**WHAT YOU NEED TO DO:**
In the material below, find each line with the word "handle" and list it.

━━━━━━━━━━━━━━━━

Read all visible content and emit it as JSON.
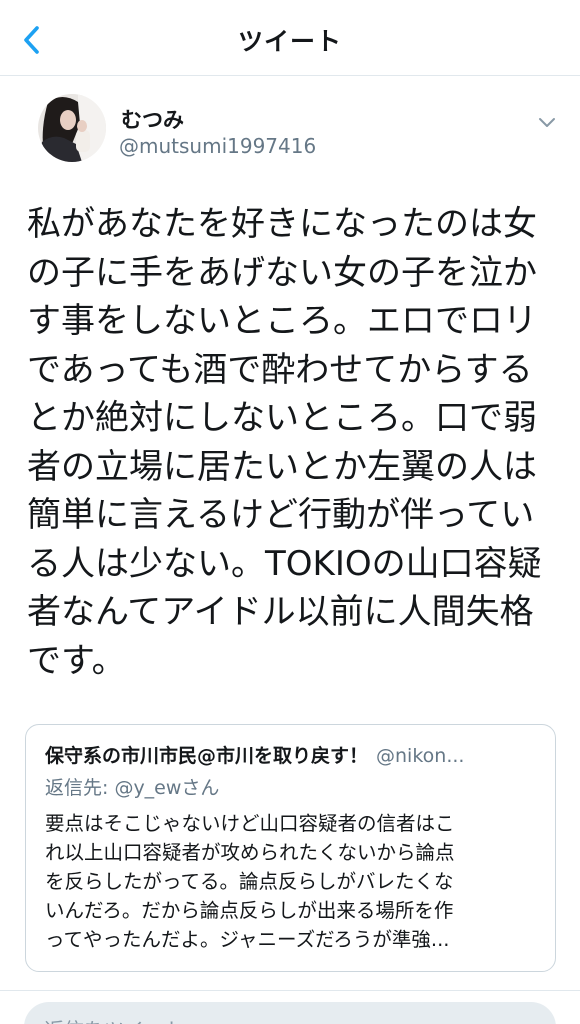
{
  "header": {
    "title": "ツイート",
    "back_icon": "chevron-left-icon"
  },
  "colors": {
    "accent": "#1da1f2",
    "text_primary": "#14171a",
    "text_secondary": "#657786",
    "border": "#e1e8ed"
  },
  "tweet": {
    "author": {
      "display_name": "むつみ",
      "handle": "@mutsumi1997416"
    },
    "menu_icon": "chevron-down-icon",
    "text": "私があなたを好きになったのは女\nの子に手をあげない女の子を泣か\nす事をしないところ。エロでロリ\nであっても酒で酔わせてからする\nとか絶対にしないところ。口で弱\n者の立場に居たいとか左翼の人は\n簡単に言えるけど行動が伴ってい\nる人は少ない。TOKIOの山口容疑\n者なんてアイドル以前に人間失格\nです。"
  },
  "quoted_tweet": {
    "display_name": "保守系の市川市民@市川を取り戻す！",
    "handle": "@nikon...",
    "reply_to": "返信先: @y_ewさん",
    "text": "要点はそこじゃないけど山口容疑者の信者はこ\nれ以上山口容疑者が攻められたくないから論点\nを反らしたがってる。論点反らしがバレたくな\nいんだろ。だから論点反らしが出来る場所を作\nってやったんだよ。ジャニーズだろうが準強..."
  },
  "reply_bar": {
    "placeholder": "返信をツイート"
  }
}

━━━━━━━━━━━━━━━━

**WRITTEN RESPONSE:**
      "handle": "@mutsumi1997416"
    "handle": "@nikon...",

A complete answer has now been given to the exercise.